Resolving Differences By Putting You And Your Family First


Resolving Differences By Putting You And Your Family First

Tips for Testifying Lesson 2: How to Respond to Questions on the Stand

Welcome to the second installment of’s series of Tips for Testifying in Legal Proceedings In Lesson 1, we discussed the basics of providing courtroom testimony. This lesson, on how to respond to questions on the stand, will describe more sophisticated techniques for providing testimony in legal proceedings.

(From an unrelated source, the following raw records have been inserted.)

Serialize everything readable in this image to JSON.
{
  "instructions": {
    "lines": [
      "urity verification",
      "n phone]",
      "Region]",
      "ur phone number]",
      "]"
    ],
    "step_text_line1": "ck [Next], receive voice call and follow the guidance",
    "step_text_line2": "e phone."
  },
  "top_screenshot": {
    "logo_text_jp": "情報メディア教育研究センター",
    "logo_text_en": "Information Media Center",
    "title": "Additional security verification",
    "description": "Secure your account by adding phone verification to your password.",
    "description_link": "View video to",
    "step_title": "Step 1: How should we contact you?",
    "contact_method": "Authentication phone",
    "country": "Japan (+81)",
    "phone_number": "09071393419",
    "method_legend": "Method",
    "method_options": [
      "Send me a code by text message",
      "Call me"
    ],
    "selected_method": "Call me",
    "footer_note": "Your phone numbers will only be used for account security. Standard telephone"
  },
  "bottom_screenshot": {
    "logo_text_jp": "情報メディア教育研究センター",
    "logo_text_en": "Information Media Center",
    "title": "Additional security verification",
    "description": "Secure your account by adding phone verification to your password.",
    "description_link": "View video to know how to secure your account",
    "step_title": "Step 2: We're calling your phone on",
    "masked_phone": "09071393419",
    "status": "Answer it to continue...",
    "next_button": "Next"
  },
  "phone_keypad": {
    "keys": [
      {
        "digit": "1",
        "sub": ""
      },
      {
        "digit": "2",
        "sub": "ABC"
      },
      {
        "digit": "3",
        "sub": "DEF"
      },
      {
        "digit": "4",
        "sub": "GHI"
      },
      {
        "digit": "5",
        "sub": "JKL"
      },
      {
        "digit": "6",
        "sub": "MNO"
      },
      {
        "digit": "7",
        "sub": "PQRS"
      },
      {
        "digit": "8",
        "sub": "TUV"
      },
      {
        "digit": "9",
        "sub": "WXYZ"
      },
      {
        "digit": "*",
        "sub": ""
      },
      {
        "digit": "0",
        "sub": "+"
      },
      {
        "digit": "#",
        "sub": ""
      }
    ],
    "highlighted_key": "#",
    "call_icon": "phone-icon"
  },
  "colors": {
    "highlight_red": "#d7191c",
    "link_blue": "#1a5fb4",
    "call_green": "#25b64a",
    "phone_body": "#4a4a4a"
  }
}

  1. Do Not Exaggerate. Specifically, do not make over-broad statements that you may have to correct. Be particularly careful in responding to a question that begins “Wouldn’t you agree that . . .?” The explanation should be in your own words; do not let an attorney put words in your mouth.
  2. Explain your answer if necessary. Give the answer in your own words, and if a question can’t be truthfully answered with a “yes” or “no” answer, explain the answer. If an attorney demands a “yes” or “no” answer and you can not give one, let the judge know that, and explain that to do so would be misleading to the court or inaccurate.
  3. If your answer was not correctly stated, correct it immediately. If your answer was not clear, clarify it immediately. It is better to correct a mistake yourself than to have the attorney discover an error in your testimony. If you realize you have answered incorrectly, simply say “May I correct something I said earlier?”
  4. Don’t get flustered by inconsistent testimony. Sometimes, witnesses give inconsistent testimony, where something they said before doesn’t agree with something they said later. If this happens to you, don’t get flustered. Just explain honestly why you were mistaken. The judge or jury, like the rest of us, understand that people make honest mistakes. Stop instantly when the judge interrupts you, or when an attorney objects to a question, and wait for the judge to tell you to continue.
  5. Keep it to yourself. The judge and the jury are interested in the facts that you have observed or personally know about. Therefore, don’t give your conclusions and opinions, and don’t state what someone else told you, unless you are specifically asked. If you’re going to be asked about your conclusions and opinions, a good attorney should let you know that they will be looking for “expert witness” opinion from you so that you can prepare for that in advance.
  6. Give positive, definite answers when at all possible. Avoid saying “I think,” “I believe,” or “in my opinion” if you can be positive. If you do not know, or cannot remember, say so. Do not guess or make up an answer. You can be positive about important things which you naturally would remember. If you are asked about little details which a person naturally would not remember, and you’re unsure of the answer, it is best just to say so.
  7. Unless you’re absolutely certain, don’t say “That’s all of the conversation” or “Nothing else happened.” Instead say, “That’s all I recall,” or “That’s all I remember happening.” It may turn out that after more thought or another question, you will remember something important.
  8. Beware of the trap where an opposing attorney asks “Have you told me everything” or “Is there anything else you want to add to the record?” In all probability you have not been asked about everything possible. The best response is to say, “I believe I have answered your questions to the best of my ability.”
  9. If there is an objection, stop speaking, and wait until the judge has ruled on the objection and has provided instructions as to whether or not you should respond.
  10. Sometimes an attorney may ask this question: “Have you talked to anybody about this case?” If you say “no,” the judge or jury knows that doesn’t seem right, because an attorney usually tries to talk to a witness before he or she takes the stand, and many witnesses have previously talked to one or more police officers, counselors, or social workers about the case, depending on the issues. In a criminal trial, it is perfectly proper for you to have talked with a civil attorney, the prosecutor, police or others before you testify, and you should, of course, respond truthfully to this question. Say very frankly that you have talked with whomever you have talked with – the attorney, the victim, other witnesses, relatives or anyone else. All you need to do is to tell the truth as clearly as possible.
  11. Ask for assistance. Tell the judge if you need assistance, for example a glass of water, a break to use the bathroom (if testimony takes a particularly long time), or if you need some other accommodation.
  12. After a witness has testified in court, he or she should not tell other witnesses what was said during the testimony until after the case is over. Therefore, it’s very important that you do not ask other witnesses about their testimony and do not volunteer information about your own.

Come back for the next lesson in the series, where we’ll talk about how to successfully respond to trick questions during witness testimony.